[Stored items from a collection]
====

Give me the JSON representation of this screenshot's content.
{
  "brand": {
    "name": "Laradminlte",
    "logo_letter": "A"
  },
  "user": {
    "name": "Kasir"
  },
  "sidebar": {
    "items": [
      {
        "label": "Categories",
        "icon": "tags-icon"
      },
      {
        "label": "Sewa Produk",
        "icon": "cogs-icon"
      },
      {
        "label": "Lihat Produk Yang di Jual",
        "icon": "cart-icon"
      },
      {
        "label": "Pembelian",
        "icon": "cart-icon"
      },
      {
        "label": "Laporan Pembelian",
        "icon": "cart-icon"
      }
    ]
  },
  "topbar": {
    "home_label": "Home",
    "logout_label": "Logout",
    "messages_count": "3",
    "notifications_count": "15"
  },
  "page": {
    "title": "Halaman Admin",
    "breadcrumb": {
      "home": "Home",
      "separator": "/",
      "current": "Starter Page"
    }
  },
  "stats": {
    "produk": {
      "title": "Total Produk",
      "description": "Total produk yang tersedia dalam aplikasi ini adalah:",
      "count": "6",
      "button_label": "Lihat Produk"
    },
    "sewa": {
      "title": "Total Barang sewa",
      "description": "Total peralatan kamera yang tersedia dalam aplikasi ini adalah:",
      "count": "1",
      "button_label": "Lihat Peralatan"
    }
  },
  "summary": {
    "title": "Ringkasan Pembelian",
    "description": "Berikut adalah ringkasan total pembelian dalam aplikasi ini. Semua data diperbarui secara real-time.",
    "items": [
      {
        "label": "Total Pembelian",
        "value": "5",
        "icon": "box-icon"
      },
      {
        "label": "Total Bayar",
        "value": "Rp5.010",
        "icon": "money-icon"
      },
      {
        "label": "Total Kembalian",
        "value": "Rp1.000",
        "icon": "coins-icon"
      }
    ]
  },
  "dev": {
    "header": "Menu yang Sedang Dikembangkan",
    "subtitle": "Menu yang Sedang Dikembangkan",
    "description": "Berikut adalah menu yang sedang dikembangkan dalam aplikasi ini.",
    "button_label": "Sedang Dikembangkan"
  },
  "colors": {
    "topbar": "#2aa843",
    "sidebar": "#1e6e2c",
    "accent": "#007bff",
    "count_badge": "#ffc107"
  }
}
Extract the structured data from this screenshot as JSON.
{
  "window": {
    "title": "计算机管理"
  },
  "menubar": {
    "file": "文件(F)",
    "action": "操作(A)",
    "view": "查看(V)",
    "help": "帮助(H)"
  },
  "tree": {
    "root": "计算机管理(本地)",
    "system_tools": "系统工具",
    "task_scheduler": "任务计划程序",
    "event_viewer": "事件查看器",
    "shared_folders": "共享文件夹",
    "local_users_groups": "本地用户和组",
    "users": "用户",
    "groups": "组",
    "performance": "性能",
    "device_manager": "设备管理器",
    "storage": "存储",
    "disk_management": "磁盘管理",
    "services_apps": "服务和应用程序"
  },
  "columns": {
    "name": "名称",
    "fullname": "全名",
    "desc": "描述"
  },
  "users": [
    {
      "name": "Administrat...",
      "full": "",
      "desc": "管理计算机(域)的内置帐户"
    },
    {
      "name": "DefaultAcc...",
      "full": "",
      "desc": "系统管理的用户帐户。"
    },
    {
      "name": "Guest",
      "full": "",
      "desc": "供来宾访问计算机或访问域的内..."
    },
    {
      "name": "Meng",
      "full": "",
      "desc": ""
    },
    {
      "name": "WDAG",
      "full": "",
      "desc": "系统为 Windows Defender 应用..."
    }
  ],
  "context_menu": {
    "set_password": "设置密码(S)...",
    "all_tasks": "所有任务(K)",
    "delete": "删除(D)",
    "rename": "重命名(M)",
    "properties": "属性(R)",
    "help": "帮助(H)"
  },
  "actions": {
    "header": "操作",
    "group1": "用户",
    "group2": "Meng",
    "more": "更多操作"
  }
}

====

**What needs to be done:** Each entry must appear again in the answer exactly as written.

**Your solution:**
Give me the JSON representation of this screenshot's content.
{
  "brand": {
    "name": "Laradminlte",
    "logo_letter": "A"
  },
  "user": {
    "name": "Kasir"
  },
  "sidebar": {
    "items": [
      {
        "label": "Categories",
        "icon": "tags-icon"
      },
      {
        "label": "Sewa Produk",
        "icon": "cogs-icon"
      },
      {
        "label": "Lihat Produk Yang di Jual",
        "icon": "cart-icon"
      },
      {
        "label": "Pembelian",
        "icon": "cart-icon"
      },
      {
        "label": "Laporan Pembelian",
        "icon": "cart-icon"
      }
    ]
  },
  "topbar": {
    "home_label": "Home",
    "logout_label": "Logout",
    "messages_count": "3",
    "notifications_count": "15"
  },
  "page": {
    "title": "Halaman Admin",
    "breadcrumb": {
      "home": "Home",
      "separator": "/",
      "current": "Starter Page"
    }
  },
  "stats": {
    "produk": {
      "title": "Total Produk",
      "description": "Total produk yang tersedia dalam aplikasi ini adalah:",
      "count": "6",
      "button_label": "Lihat Produk"
    },
    "sewa": {
      "title": "Total Barang sewa",
      "description": "Total peralatan kamera yang tersedia dalam aplikasi ini adalah:",
      "count": "1",
      "button_label": "Lihat Peralatan"
    }
  },
  "summary": {
    "title": "Ringkasan Pembelian",
    "description": "Berikut adalah ringkasan total pembelian dalam aplikasi ini. Semua data diperbarui secara real-time.",
    "items": [
      {
        "label": "Total Pembelian",
        "value": "5",
        "icon": "box-icon"
      },
      {
        "label": "Total Bayar",
        "value": "Rp5.010",
        "icon": "money-icon"
      },
      {
        "label": "Total Kembalian",
        "value": "Rp1.000",
        "icon": "coins-icon"
      }
    ]
  },
  "dev": {
    "header": "Menu yang Sedang Dikembangkan",
    "subtitle": "Menu yang Sedang Dikembangkan",
    "description": "Berikut adalah menu yang sedang dikembangkan dalam aplikasi ini.",
    "button_label": "Sedang Dikembangkan"
  },
  "colors": {
    "topbar": "#2aa843",
    "sidebar": "#1e6e2c",
    "accent": "#007bff",
    "count_badge": "#ffc107"
  }
}
Extract the structured data from this screenshot as JSON.
{
  "window": {
    "title": "计算机管理"
  },
  "menubar": {
    "file": "文件(F)",
    "action": "操作(A)",
    "view": "查看(V)",
    "help": "帮助(H)"
  },
  "tree": {
    "root": "计算机管理(本地)",
    "system_tools": "系统工具",
    "task_scheduler": "任务计划程序",
    "event_viewer": "事件查看器",
    "shared_folders": "共享文件夹",
    "local_users_groups": "本地用户和组",
    "users": "用户",
    "groups": "组",
    "performance": "性能",
    "device_manager": "设备管理器",
    "storage": "存储",
    "disk_management": "磁盘管理",
    "services_apps": "服务和应用程序"
  },
  "columns": {
    "name": "名称",
    "fullname": "全名",
    "desc": "描述"
  },
  "users": [
    {
      "name": "Administrat...",
      "full": "",
      "desc": "管理计算机(域)的内置帐户"
    },
    {
      "name": "DefaultAcc...",
      "full": "",
      "desc": "系统管理的用户帐户。"
    },
    {
      "name": "Guest",
      "full": "",
      "desc": "供来宾访问计算机或访问域的内..."
    },
    {
      "name": "Meng",
      "full": "",
      "desc": ""
    },
    {
      "name": "WDAG",
      "full": "",
      "desc": "系统为 Windows Defender 应用..."
    }
  ],
  "context_menu": {
    "set_password": "设置密码(S)...",
    "all_tasks": "所有任务(K)",
    "delete": "删除(D)",
    "rename": "重命名(M)",
    "properties": "属性(R)",
    "help": "帮助(H)"
  },
  "actions": {
    "header": "操作",
    "group1": "用户",
    "group2": "Meng",
    "more": "更多操作"
  }
}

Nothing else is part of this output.